5. Press the Windows* Key + R to open the Run box > Type "Cleanmgr.exe" and press OK. Select the main drive, usually "C:\" then check Temporary Files and uncheck everything else. Press OK.
6. Reboot your PC.
7. Open the Control Panel > Programs and Features > Locate your Intel(R) Centrino(R) Advanced-N 6230 > Right click and "Update Driver Software" > Browse my computer for driver software > Select the folder where you extracted the PROSet in step 2 and continue the installation. Reboot if prompted.
After this, your driver version should display as 22.214.171.124.
1. Control Panel > Power Options > Set plan to "High Performance" or change plan settings for your current power plan > Change advanced power settings > Wireless Adapter Settings > Power Saving Mode > Set "On Battery" and "Plugged in" to Maximum Performance.

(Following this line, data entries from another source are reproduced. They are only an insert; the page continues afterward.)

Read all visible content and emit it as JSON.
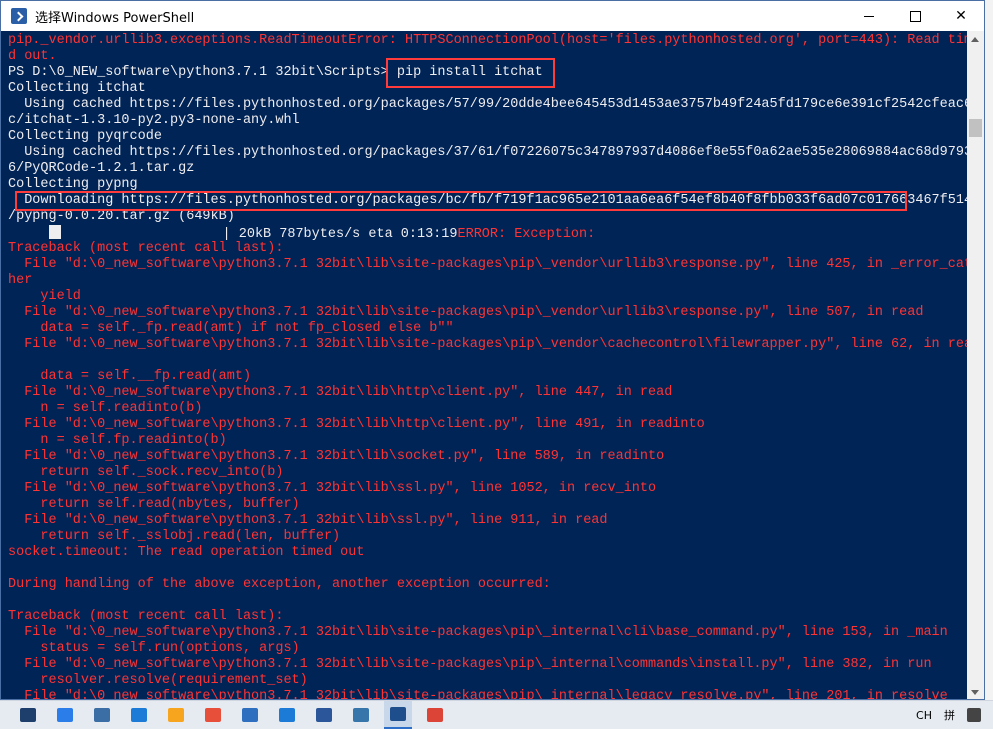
{
  "window": {
    "title": "选择Windows PowerShell",
    "minimize_label": "",
    "maximize_label": "",
    "close_label": "✕"
  },
  "console": {
    "lines": [
      {
        "t": "pip._vendor.urllib3.exceptions.ReadTimeoutError: HTTPSConnectionPool(host='files.pythonhosted.org', port=443): Read timeout",
        "c": "r"
      },
      {
        "t": "d out.",
        "c": "r"
      },
      {
        "t": "PS D:\\0_NEW_software\\python3.7.1 32bit\\Scripts> pip install itchat",
        "c": "w"
      },
      {
        "t": "Collecting itchat",
        "c": "w"
      },
      {
        "t": "  Using cached https://files.pythonhosted.org/packages/57/99/20dde4bee645453d1453ae3757b49f24a5fd179ce6e391cf2542cfeac61",
        "c": "w"
      },
      {
        "t": "c/itchat-1.3.10-py2.py3-none-any.whl",
        "c": "w"
      },
      {
        "t": "Collecting pyqrcode",
        "c": "w"
      },
      {
        "t": "  Using cached https://files.pythonhosted.org/packages/37/61/f07226075c347897937d4086ef8e55f0a62ae535e28069884ac68d97931",
        "c": "w"
      },
      {
        "t": "6/PyQRCode-1.2.1.tar.gz",
        "c": "w"
      },
      {
        "t": "Collecting pypng",
        "c": "w"
      },
      {
        "t": "  Downloading https://files.pythonhosted.org/packages/bc/fb/f719f1ac965e2101aa6ea6f54ef8b40f8fbb033f6ad07c017663467f5147",
        "c": "w"
      },
      {
        "t": "/pypng-0.0.20.tar.gz (649kB)",
        "c": "w"
      },
      {
        "t": "__PROGRESS__",
        "c": "w"
      },
      {
        "t": "Traceback (most recent call last):",
        "c": "r"
      },
      {
        "t": "  File \"d:\\0_new_software\\python3.7.1 32bit\\lib\\site-packages\\pip\\_vendor\\urllib3\\response.py\", line 425, in _error_catc",
        "c": "r"
      },
      {
        "t": "her",
        "c": "r"
      },
      {
        "t": "    yield",
        "c": "r"
      },
      {
        "t": "  File \"d:\\0_new_software\\python3.7.1 32bit\\lib\\site-packages\\pip\\_vendor\\urllib3\\response.py\", line 507, in read",
        "c": "r"
      },
      {
        "t": "    data = self._fp.read(amt) if not fp_closed else b\"\"",
        "c": "r"
      },
      {
        "t": "  File \"d:\\0_new_software\\python3.7.1 32bit\\lib\\site-packages\\pip\\_vendor\\cachecontrol\\filewrapper.py\", line 62, in read",
        "c": "r"
      },
      {
        "t": "",
        "c": "r"
      },
      {
        "t": "    data = self.__fp.read(amt)",
        "c": "r"
      },
      {
        "t": "  File \"d:\\0_new_software\\python3.7.1 32bit\\lib\\http\\client.py\", line 447, in read",
        "c": "r"
      },
      {
        "t": "    n = self.readinto(b)",
        "c": "r"
      },
      {
        "t": "  File \"d:\\0_new_software\\python3.7.1 32bit\\lib\\http\\client.py\", line 491, in readinto",
        "c": "r"
      },
      {
        "t": "    n = self.fp.readinto(b)",
        "c": "r"
      },
      {
        "t": "  File \"d:\\0_new_software\\python3.7.1 32bit\\lib\\socket.py\", line 589, in readinto",
        "c": "r"
      },
      {
        "t": "    return self._sock.recv_into(b)",
        "c": "r"
      },
      {
        "t": "  File \"d:\\0_new_software\\python3.7.1 32bit\\lib\\ssl.py\", line 1052, in recv_into",
        "c": "r"
      },
      {
        "t": "    return self.read(nbytes, buffer)",
        "c": "r"
      },
      {
        "t": "  File \"d:\\0_new_software\\python3.7.1 32bit\\lib\\ssl.py\", line 911, in read",
        "c": "r"
      },
      {
        "t": "    return self._sslobj.read(len, buffer)",
        "c": "r"
      },
      {
        "t": "socket.timeout: The read operation timed out",
        "c": "r"
      },
      {
        "t": "",
        "c": "r"
      },
      {
        "t": "During handling of the above exception, another exception occurred:",
        "c": "r"
      },
      {
        "t": "",
        "c": "r"
      },
      {
        "t": "Traceback (most recent call last):",
        "c": "r"
      },
      {
        "t": "  File \"d:\\0_new_software\\python3.7.1 32bit\\lib\\site-packages\\pip\\_internal\\cli\\base_command.py\", line 153, in _main",
        "c": "r"
      },
      {
        "t": "    status = self.run(options, args)",
        "c": "r"
      },
      {
        "t": "  File \"d:\\0_new_software\\python3.7.1 32bit\\lib\\site-packages\\pip\\_internal\\commands\\install.py\", line 382, in run",
        "c": "r"
      },
      {
        "t": "    resolver.resolve(requirement_set)",
        "c": "r"
      },
      {
        "t": "  File \"d:\\0_new_software\\python3.7.1 32bit\\lib\\site-packages\\pip\\_internal\\legacy_resolve.py\", line 201, in resolve",
        "c": "r"
      }
    ],
    "progress": {
      "stats": "| 20kB 787bytes/s eta 0:13:19",
      "error": "ERROR: Exception:"
    }
  },
  "colors": {
    "console_bg": "#012456",
    "text": "#eeedf0",
    "error": "#ff3333",
    "highlight": "#ff3b3b"
  },
  "taskbar": {
    "icons": [
      {
        "name": "mail-icon",
        "color": "#1e3f6b"
      },
      {
        "name": "check-icon",
        "color": "#2b7de9"
      },
      {
        "name": "store-icon",
        "color": "#3a6ea5"
      },
      {
        "name": "star-app-icon",
        "color": "#1b7bd6"
      },
      {
        "name": "media-player-icon",
        "color": "#f7a51e"
      },
      {
        "name": "paint-icon",
        "color": "#e84f3a"
      },
      {
        "name": "window-app-icon",
        "color": "#2f6fbf"
      },
      {
        "name": "star-app-2-icon",
        "color": "#1b7bd6"
      },
      {
        "name": "word-icon",
        "color": "#2b579a"
      },
      {
        "name": "python-icon",
        "color": "#3776ab"
      },
      {
        "name": "powershell-icon",
        "color": "#1f4e8c"
      },
      {
        "name": "chrome-icon",
        "color": "#db4437"
      }
    ],
    "tray": {
      "language": "CH",
      "ime": "拼"
    }
  }
}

2. Apply our Recommended Settings for 802.11n Connectivity.
We hope this makes a difference.
Hello Carlos A.,
Thanks for the follow-up.
I apologize in that I see I forgot to mention a perhaps important item - namely, that Intel PROSet software does show up under Control Panel...Programs and Features as having been installed but does not show up in my Start menu or even in File Explorer under Programs Files or Program Files (x86) - strange! Nevertheless, per your latest suggestion I have taken the first 3 steps and uninstalled it .
However, I tend to err on the cautious side and I am reluctant to proceed with step 4, which appears to delete my existing driver before I know if the newer driver will work at least as well (and hopefully better ). In the off-chance that I need to return to the older (my existing) driver, is there a way I can find and save it somewhere or is there a way for me to download it from somewhere?
Thank you. Your assistance is much appreciated.
It's an understandable thing to be cautious of. While a newer driver should be better, there's always a bit of trial and error involved when pairing these adapters with Windows® 10.
We did a bit of research and it seems that PROSet version 18.40 does carry the 126.96.36.199 driver for your adapter. You could download and save this package in case that you would like to return to it.
- Intel® PROSet/Wireless Software and Drivers ver 18.40.4
- Intel® PROSet/Wireless Software and Drivers for IT Admins 18.40.4
As for your first question, Windows® 10 doesn't allow for third-party applications to be used to manage network connections. Because of this the Intel® PROSet will only install the driver packages and a tool to import/export wireless profiles (found in the Network and Sharing Center). You won't really get much as far as user accessible tools go.
If you have any further questions, keep them coming, we're always glad to help.